Letters to the Editor 7/30

Editor’s note: Pat Merritt, president of American Postal Workers Union, Clovis Local, said her letter represents the opinions of the majority of area APWU members.

Dear Editor:
The President’s Commission on the U.S. Postal Service, appointed in December, is considering a major overhaul of the nation’s mail system. In a report due to President Bush by Thursday, the commission could recommend drastic changes in mail service — changes that would result in increased postage costs and curtailed services for individuals and small businesses.
The American Postal Workers Union is concerned that such changes would have a devastating effect on the mission of the Postal Service: To bind our nation together by providing service and access to all — the residents of rural areas and inner cities, the elderly, communities both rich and poor and the businesses that serve them.
As postal employees, we are worried about any changes that would weaken the Postal Service, which plays such an important role in American life. I urge you to evaluate the effect any proposal would have on postal service to the nation.
Changes contemplated by the commission could have a negative effect on service for New Mexico and West Texas residents. These could include closing “unprofitable” post offices in rural areas and in inner-city communities, discontinuing six-day delivery, and ending universal service at uniform rates.
The changes being considered by the commission could jeopardize the future of the institution that has served our country for 227 years. They could endanger the vast network that unites our nation and serves individuals and commerce without regard to their economic status or location.
We urge you to keep track of the commission’s progress and to write to your legislators and ask them to also consider your concerns when Congress debates postal reform legislation.
Pat Merritt
President
APWU Clovis Local

Dear Editor:
In his column last week, self-described libertarian Tibor Machan concluded that libertarianism is clearly possible, while communism is not.

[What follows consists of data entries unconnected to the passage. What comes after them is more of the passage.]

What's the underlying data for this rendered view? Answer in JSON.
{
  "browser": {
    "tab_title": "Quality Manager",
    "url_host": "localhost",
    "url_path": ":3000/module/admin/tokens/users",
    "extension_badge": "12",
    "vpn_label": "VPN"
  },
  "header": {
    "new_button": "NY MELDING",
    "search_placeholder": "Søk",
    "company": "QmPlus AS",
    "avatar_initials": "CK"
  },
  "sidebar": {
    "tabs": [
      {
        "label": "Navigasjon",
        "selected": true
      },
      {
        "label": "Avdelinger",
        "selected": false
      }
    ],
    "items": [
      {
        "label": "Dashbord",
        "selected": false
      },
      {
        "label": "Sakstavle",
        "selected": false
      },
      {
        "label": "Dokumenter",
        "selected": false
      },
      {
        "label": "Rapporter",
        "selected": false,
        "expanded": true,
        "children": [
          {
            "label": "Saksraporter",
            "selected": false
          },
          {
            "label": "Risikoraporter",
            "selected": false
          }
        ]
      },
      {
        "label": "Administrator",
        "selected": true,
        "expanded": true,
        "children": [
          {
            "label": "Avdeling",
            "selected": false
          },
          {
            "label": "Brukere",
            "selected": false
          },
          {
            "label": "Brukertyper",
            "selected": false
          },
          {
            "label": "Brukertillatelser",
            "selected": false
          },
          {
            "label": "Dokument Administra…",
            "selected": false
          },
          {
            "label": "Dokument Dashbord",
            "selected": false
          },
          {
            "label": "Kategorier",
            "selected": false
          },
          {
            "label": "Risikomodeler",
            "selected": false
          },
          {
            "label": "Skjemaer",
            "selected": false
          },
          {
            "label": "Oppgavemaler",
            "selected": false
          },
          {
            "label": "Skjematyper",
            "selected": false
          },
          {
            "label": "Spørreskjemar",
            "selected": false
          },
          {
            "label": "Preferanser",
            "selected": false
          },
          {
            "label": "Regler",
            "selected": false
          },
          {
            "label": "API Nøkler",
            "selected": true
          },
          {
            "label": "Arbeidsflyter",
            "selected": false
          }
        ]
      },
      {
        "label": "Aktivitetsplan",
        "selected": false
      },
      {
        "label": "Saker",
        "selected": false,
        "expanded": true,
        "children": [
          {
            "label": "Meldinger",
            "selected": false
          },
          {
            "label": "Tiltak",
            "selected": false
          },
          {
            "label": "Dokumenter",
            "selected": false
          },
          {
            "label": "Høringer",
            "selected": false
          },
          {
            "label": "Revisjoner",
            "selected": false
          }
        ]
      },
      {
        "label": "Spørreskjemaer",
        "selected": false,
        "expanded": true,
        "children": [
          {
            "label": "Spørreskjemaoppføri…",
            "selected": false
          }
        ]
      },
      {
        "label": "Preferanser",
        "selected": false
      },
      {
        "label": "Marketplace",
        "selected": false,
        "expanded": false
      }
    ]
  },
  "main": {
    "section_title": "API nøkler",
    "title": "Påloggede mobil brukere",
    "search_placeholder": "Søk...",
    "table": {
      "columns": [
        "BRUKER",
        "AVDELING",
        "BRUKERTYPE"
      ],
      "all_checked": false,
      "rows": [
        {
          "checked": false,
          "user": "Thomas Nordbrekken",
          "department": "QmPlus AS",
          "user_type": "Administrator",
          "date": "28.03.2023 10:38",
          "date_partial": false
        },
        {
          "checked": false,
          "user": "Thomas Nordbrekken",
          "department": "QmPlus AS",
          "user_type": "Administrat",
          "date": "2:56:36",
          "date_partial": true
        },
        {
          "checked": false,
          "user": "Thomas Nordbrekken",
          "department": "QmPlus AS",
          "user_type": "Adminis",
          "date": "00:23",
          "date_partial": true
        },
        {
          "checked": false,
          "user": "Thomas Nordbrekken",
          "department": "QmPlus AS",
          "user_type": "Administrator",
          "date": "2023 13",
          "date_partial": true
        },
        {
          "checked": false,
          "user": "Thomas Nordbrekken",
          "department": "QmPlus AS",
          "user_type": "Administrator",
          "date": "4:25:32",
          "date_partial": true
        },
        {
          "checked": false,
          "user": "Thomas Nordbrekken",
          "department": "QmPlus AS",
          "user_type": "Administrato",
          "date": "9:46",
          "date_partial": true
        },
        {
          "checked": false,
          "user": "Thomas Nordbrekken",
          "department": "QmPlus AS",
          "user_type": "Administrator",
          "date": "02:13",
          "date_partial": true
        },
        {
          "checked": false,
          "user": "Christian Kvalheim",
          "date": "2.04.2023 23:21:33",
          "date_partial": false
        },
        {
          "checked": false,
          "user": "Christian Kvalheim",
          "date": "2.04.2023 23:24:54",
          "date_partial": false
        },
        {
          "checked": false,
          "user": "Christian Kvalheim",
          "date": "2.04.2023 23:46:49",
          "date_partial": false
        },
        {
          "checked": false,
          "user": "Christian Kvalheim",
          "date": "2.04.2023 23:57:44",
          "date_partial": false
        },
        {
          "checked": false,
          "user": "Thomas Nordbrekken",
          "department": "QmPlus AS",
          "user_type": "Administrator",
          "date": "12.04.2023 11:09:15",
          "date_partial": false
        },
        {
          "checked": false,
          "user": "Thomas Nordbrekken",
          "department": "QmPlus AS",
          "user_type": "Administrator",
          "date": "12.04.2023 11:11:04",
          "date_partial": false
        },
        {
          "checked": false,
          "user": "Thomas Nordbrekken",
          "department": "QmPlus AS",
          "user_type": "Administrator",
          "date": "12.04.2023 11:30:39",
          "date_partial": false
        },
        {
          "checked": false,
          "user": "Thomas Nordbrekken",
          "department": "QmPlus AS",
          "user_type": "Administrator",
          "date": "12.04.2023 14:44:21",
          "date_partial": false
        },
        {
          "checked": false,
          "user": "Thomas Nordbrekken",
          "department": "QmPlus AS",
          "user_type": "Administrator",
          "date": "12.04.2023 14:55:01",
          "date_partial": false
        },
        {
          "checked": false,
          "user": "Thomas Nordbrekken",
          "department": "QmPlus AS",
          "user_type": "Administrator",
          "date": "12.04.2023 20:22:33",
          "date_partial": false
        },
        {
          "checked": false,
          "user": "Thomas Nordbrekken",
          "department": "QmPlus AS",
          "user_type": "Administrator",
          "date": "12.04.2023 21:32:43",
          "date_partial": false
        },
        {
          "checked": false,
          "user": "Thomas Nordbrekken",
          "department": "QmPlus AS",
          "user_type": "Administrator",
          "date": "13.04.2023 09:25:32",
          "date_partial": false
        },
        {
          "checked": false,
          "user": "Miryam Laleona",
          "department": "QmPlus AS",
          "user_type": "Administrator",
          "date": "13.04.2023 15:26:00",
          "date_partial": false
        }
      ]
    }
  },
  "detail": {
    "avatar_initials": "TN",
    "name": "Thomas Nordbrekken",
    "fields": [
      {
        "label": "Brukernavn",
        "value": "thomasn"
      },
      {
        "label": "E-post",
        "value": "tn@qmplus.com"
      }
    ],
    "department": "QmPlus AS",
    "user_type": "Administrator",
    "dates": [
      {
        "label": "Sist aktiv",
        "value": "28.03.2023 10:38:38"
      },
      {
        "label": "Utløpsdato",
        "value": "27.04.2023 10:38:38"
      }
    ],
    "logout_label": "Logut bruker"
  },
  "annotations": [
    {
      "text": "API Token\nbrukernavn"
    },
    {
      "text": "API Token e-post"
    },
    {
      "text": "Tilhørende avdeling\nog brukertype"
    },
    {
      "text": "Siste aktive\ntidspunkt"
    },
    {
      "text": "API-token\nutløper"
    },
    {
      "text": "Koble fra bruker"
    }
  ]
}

This is confusing ideological apples with economic oranges.
Libertarianism is a social philosophy clearly impossible in the modern world, which cannot function without extensive government.
Communism was and is an economic social philosophy. From our perspectives and values, it has mostly failed. But it was at least grounded a little bit on economic reality, especially in the days of Marx and Engels.
Both philosophies are unrealistic, precisely because of the uncompromising development of their ideas.
Kirby Rowan
Portales